##### SOURCE DATA

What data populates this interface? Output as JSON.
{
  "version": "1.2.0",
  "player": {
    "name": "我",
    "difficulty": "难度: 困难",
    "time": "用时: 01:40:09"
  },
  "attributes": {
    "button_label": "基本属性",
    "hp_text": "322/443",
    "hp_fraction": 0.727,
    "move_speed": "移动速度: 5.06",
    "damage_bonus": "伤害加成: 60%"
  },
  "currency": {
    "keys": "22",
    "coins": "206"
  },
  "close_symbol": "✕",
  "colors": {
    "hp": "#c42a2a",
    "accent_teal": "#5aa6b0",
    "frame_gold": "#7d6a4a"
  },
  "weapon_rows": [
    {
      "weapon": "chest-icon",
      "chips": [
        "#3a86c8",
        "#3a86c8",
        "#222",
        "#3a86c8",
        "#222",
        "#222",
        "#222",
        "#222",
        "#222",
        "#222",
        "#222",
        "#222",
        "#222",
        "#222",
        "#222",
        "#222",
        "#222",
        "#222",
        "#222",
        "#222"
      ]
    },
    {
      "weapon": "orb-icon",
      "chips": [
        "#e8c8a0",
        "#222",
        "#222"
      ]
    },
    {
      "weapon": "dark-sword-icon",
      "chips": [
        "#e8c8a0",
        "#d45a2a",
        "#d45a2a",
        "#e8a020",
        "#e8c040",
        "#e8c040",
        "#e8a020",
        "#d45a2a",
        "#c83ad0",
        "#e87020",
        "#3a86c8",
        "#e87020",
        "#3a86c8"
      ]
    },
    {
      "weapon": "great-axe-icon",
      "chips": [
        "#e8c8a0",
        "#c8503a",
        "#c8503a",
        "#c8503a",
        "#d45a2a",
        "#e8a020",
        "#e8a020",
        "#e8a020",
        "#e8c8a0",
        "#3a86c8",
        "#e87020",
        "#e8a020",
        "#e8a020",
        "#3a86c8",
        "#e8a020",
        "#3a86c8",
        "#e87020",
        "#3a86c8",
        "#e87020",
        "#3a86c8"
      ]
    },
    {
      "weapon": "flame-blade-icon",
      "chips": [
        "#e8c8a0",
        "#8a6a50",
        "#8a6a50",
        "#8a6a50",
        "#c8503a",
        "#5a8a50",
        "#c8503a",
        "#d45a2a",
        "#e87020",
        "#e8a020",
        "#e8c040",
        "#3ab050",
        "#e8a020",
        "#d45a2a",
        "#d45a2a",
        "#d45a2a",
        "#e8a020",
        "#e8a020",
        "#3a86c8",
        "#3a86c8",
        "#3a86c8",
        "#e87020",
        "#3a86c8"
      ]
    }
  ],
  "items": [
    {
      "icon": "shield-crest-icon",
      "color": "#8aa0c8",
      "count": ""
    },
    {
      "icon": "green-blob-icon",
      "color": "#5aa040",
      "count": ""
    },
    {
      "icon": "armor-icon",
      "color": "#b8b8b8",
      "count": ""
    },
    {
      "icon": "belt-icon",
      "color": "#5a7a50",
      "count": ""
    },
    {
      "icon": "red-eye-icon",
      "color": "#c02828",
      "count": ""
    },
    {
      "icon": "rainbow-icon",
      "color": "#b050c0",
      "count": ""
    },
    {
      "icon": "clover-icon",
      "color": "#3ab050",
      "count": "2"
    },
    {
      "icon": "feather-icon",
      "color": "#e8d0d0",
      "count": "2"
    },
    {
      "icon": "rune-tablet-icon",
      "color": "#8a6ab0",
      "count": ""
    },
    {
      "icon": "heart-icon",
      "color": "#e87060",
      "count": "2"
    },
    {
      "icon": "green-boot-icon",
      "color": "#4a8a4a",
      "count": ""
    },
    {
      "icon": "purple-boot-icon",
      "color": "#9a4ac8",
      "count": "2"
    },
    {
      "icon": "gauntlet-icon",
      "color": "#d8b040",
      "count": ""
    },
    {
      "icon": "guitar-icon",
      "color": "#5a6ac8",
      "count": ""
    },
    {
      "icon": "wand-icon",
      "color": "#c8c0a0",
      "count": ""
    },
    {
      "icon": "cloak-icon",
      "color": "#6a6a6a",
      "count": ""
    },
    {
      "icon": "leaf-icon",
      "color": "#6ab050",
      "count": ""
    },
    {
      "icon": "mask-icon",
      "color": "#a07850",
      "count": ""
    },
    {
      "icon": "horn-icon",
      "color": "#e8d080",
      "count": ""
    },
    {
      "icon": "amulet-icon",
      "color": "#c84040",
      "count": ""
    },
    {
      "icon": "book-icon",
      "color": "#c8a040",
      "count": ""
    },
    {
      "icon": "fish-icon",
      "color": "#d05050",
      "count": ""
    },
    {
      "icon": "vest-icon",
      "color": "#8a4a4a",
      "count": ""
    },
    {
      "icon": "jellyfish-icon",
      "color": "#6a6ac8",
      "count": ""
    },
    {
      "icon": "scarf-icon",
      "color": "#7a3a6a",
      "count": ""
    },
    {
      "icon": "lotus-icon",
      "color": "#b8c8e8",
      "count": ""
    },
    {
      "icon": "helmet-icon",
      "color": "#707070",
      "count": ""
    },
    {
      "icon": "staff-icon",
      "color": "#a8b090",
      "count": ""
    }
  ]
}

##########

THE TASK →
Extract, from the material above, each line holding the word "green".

RESPONSE BELOW →
      "icon": "green-blob-icon",
      "icon": "green-boot-icon",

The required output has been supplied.